Tech City has published “Tech Nation”, its annual report on where the UK is in terms of technology, and the findings will please many people. In spite of reports of skills gaps and even government concerns over provision for cyber security and skills, the document suggests that the UK is pretty much the tech capital of Europe.
This will be helped in part, no doubt, by the fact that we’re the only English-speaking country other than Ireland in the mix, so in an American-led industry, coding and writing in the same language is bound to offer some advantage.
Many of the key findings are presented in the form of an extended infographic here. One thing to note is that in the UK, investment in technology companies reached £6.8bn last year, which is 50 per cent more than other European countries.
In terms of skills, the infographic adds that we have more of Europe’s top 20 universities than any other country. This obviously takes no account of the subjects studied but as a stat it’s real enough.
Fuelling the investment levels will be the amount of turnover in the tech sector; this has now reached £100bn, a ten per cent increase in the last five years. Turnover is not the same as profit, and inevitably some of the tech companies responsible for this turnover will fall, but a lot won’t.
The report also explores regional investment in some depth. The overall picture is that 2016 was a good year for technology in the UK; the hope has to be that Brexit won’t affect it adversely and pulling away from the EU will allow for continued co-operation and collaboration in future.

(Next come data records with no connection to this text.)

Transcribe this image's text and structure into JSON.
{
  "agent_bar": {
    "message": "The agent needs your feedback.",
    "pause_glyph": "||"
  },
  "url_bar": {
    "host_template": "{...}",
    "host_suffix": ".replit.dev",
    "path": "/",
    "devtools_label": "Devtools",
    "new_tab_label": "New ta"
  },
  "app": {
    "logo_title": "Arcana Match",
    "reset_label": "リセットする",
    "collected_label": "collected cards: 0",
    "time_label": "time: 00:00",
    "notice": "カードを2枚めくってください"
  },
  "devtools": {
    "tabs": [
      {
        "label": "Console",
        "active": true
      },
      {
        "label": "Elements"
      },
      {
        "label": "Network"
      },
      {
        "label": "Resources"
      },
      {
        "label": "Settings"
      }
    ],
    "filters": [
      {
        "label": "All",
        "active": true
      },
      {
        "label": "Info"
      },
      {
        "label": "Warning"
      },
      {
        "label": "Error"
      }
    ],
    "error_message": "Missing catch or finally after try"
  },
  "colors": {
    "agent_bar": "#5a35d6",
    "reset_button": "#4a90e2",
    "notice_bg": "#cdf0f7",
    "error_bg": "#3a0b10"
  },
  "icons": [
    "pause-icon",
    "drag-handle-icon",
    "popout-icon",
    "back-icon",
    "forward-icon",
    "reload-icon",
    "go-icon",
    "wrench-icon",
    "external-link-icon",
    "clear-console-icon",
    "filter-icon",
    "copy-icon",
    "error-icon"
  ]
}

And in spite of the claims on behalf of the universities, which are factually correct, the IT industry still needs to make itself attractive as a career option. As our interviewee from CompTIA pointed out a year ago, it’s just not seen as cool any more.